Cisco's purchase of Topspin was something of a shock because Intel, AMD, Microsoft, and all the major OEMs had dropped their InfiniBand plans in the post-bubble days of 2001 and 2002. That left a handful of start-ups to fill the void in what amounted to proprietary ways. That too is just now being addressed with the formation late last year of the Open InfiniBand Alliance, which is promoting the development of interoperable InfiniBand protocol stacks. The culmination of the group's efforts was a plugfest at SC|05. For its part, Cisco has announced new switches and new management software, but these are more grid-oriented than cluster-oriented.

The question comes whether InfiniBand is necessary for a high-performance cluster. The answer depends on the application at hand. While InfiniBand is a far less expensive 10Gbps medium than Ethernet, what's at least as important is its low latency. PathScale claims that process-to-process latency is as low as 1.4usec with its 10Gbps hardware tied directly to AMD's hypertransport. Gigabit Ethernet sees latencies in the tens of microseconds, and 10 Gigabit Ethernet just under 10usec. If TCP/IP is used as the transport protocol, latencies are considerably higher, particularly if no kernel bypass technology is at work--typically about 50usec for Gigabit Ethernet.

Latency is the key measure because messages between cluster processes tend to be very short, essentially mimicking local memory accesses.
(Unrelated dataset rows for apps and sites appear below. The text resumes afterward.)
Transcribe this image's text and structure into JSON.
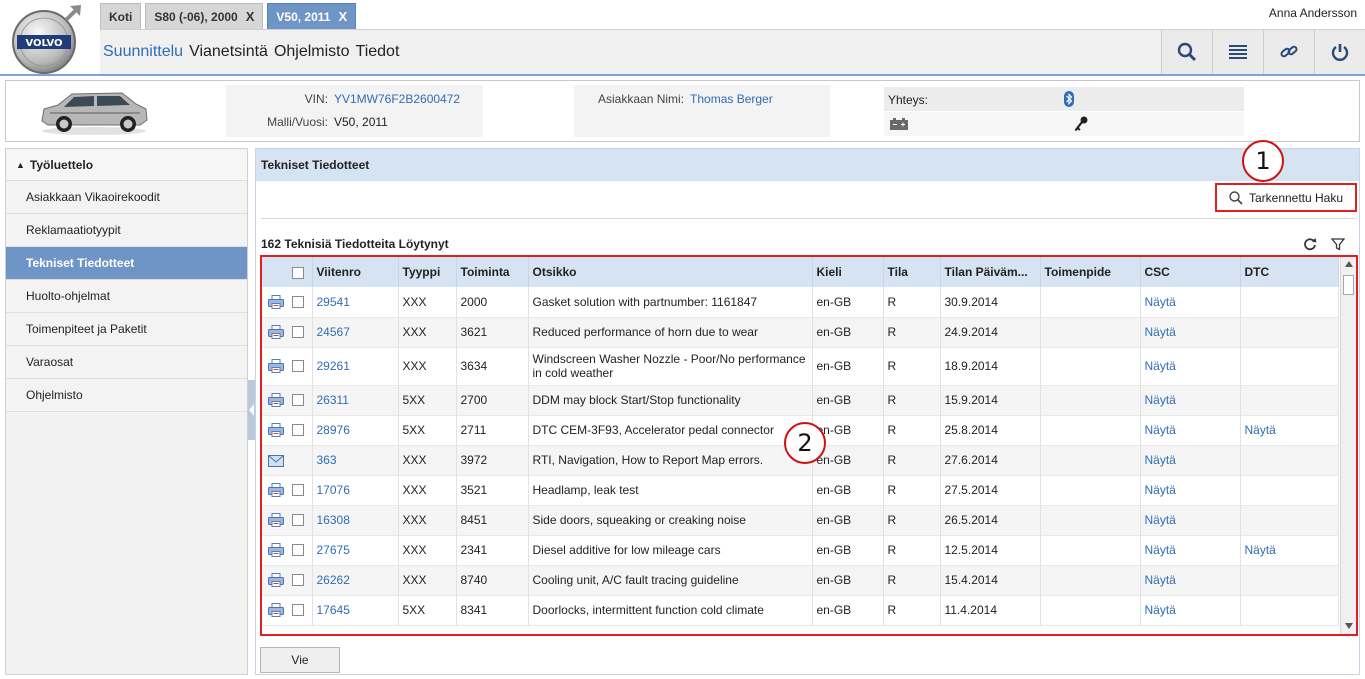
{
  "user": {
    "name": "Anna Andersson"
  },
  "brand": {
    "logo_text": "VOLVO",
    "accent": "#6f95c7",
    "link": "#2f6db5",
    "highlight": "#e02020"
  },
  "tabs": [
    {
      "label": "Koti",
      "closable": false,
      "active": false
    },
    {
      "label": "S80 (-06), 2000",
      "closable": true,
      "active": false
    },
    {
      "label": "V50, 2011",
      "closable": true,
      "active": true
    }
  ],
  "close_symbol": "X",
  "nav": {
    "items": [
      "Suunnittelu",
      "Vianetsintä",
      "Ohjelmisto",
      "Tiedot"
    ],
    "active_index": 0,
    "tools": [
      "search-icon",
      "list-icon",
      "link-icon",
      "power-icon"
    ]
  },
  "vehicle": {
    "vin_label": "VIN:",
    "vin": "YV1MW76F2B2600472",
    "model_label": "Malli/Vuosi:",
    "model": "V50, 2011",
    "customer_label": "Asiakkaan Nimi:",
    "customer": "Thomas Berger",
    "connection_label": "Yhteys:"
  },
  "sidebar": {
    "title": "Työluettelo",
    "items": [
      {
        "label": "Asiakkaan Vikaoirekoodit",
        "active": false
      },
      {
        "label": "Reklamaatiotyypit",
        "active": false
      },
      {
        "label": "Tekniset Tiedotteet",
        "active": true
      },
      {
        "label": "Huolto-ohjelmat",
        "active": false
      },
      {
        "label": "Toimenpiteet ja Paketit",
        "active": false
      },
      {
        "label": "Varaosat",
        "active": false
      },
      {
        "label": "Ohjelmisto",
        "active": false
      }
    ]
  },
  "main": {
    "title": "Tekniset Tiedotteet",
    "search_label": "Tarkennettu Haku",
    "count": "162",
    "count_label": "Teknisiä Tiedotteita Löytynyt",
    "export_label": "Vie"
  },
  "grid": {
    "columns": [
      "Viitenro",
      "Tyyppi",
      "Toiminta",
      "Otsikko",
      "Kieli",
      "Tila",
      "Tilan Päiväm...",
      "Toimenpide",
      "CSC",
      "DTC"
    ],
    "rows": [
      {
        "ref": "29541",
        "type": "XXX",
        "op": "2000",
        "title": "Gasket solution with partnumber: 1161847",
        "lang": "en-GB",
        "status": "R",
        "date": "30.9.2014",
        "action": "",
        "csc": "Näytä",
        "dtc": "",
        "icon": "printer",
        "checkbox": true
      },
      {
        "ref": "24567",
        "type": "XXX",
        "op": "3621",
        "title": "Reduced performance of horn due to wear",
        "lang": "en-GB",
        "status": "R",
        "date": "24.9.2014",
        "action": "",
        "csc": "Näytä",
        "dtc": "",
        "icon": "printer",
        "checkbox": true
      },
      {
        "ref": "29261",
        "type": "XXX",
        "op": "3634",
        "title": "Windscreen Washer Nozzle - Poor/No performance in cold weather",
        "lang": "en-GB",
        "status": "R",
        "date": "18.9.2014",
        "action": "",
        "csc": "Näytä",
        "dtc": "",
        "icon": "printer",
        "checkbox": true
      },
      {
        "ref": "26311",
        "type": "5XX",
        "op": "2700",
        "title": "DDM may block Start/Stop functionality",
        "lang": "en-GB",
        "status": "R",
        "date": "15.9.2014",
        "action": "",
        "csc": "Näytä",
        "dtc": "",
        "icon": "printer",
        "checkbox": true
      },
      {
        "ref": "28976",
        "type": "5XX",
        "op": "2711",
        "title": "DTC CEM-3F93, Accelerator pedal connector",
        "lang": "en-GB",
        "status": "R",
        "date": "25.8.2014",
        "action": "",
        "csc": "Näytä",
        "dtc": "Näytä",
        "icon": "printer",
        "checkbox": true
      },
      {
        "ref": "363",
        "type": "XXX",
        "op": "3972",
        "title": "RTI, Navigation, How to Report Map errors.",
        "lang": "en-GB",
        "status": "R",
        "date": "27.6.2014",
        "action": "",
        "csc": "Näytä",
        "dtc": "",
        "icon": "mail",
        "checkbox": false
      },
      {
        "ref": "17076",
        "type": "XXX",
        "op": "3521",
        "title": "Headlamp, leak test",
        "lang": "en-GB",
        "status": "R",
        "date": "27.5.2014",
        "action": "",
        "csc": "Näytä",
        "dtc": "",
        "icon": "printer",
        "checkbox": true
      },
      {
        "ref": "16308",
        "type": "XXX",
        "op": "8451",
        "title": "Side doors, squeaking or creaking noise",
        "lang": "en-GB",
        "status": "R",
        "date": "26.5.2014",
        "action": "",
        "csc": "Näytä",
        "dtc": "",
        "icon": "printer",
        "checkbox": true
      },
      {
        "ref": "27675",
        "type": "XXX",
        "op": "2341",
        "title": "Diesel additive for low mileage cars",
        "lang": "en-GB",
        "status": "R",
        "date": "12.5.2014",
        "action": "",
        "csc": "Näytä",
        "dtc": "Näytä",
        "icon": "printer",
        "checkbox": true
      },
      {
        "ref": "26262",
        "type": "XXX",
        "op": "8740",
        "title": "Cooling unit, A/C fault tracing guideline",
        "lang": "en-GB",
        "status": "R",
        "date": "15.4.2014",
        "action": "",
        "csc": "Näytä",
        "dtc": "",
        "icon": "printer",
        "checkbox": true
      },
      {
        "ref": "17645",
        "type": "5XX",
        "op": "8341",
        "title": "Doorlocks, intermittent function cold climate",
        "lang": "en-GB",
        "status": "R",
        "date": "11.4.2014",
        "action": "",
        "csc": "Näytä",
        "dtc": "",
        "icon": "printer",
        "checkbox": true
      }
    ]
  },
  "callouts": [
    "1",
    "2"
  ]
}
Ideally, accessing memory on another node should incur latency as close as possible to accessing local memory. The more internode traffic an application requires, the more important it is that the interconnection network not introduce significant latency. In the case where little or no internode communication is required, Gigabit Ethernet works just fine, and in fact some of the systems on the list of 500 fastest computers use it for the interconnection network.

THE WEAK LINKIf there's a weak link in the cluster story, it's that cluster file systems are maturing more slowly than other cluster technologies. For clusters with fewer than 100 nodes, existing cluster file system technology is fine; however, as clusters get very large, keeping data fed to them can be a challenge, as can be finding a place to store results. Much of the research going on today surrounds the issue of getting data to where it's needed, when it's needed. Veritas Software and PolyServe both offer cluster file system technology bearing note. PolyServe in particular got a boost last year when HP picked up PolyServe software on its price list. On the open-source side, Lustre is a project with particular promise for extremely data-intensive applications. Like Beowulf, it has a commercial version from Cluster File Systems, Inc.

Editor-in-Chief Art Wittmann can be reached at [email protected].

In 1994, NASA was looking for a way to let scientists test out their code before running it on super-expensive supercomputers. The original project used 16 systems sporting Intel 486 DX4 chips (486 DX was Intel's first with a built-in floating point unit) and plain old Ethernet connections (no Ethernet switch, however--those were too exotic and too expensive). Despite the relative performance of the component systems, Beowulf became an extremely useful computing resource in its own right, particularly when faster Pentium chips appeared along with fast Ethernet switches.

By 1997, Beowulf clusters with roughly 200 systems clocked in at 10Gflops, an impressive feat for a system that could be built for under $1 million. That was the same year the world's fastest computers broke the 3Tflops mark. Those systems came with price tags in the nine-digit range and interestingly enough were built with a lot of Intel CPUs.Today Beowulf development continues to benefit from advancements in commodity CPU performance as well as high-throughput, low-latency networking technologies.

Stay informed! Sign up to get expert advice and insight delivered direct to your inbox
More Insights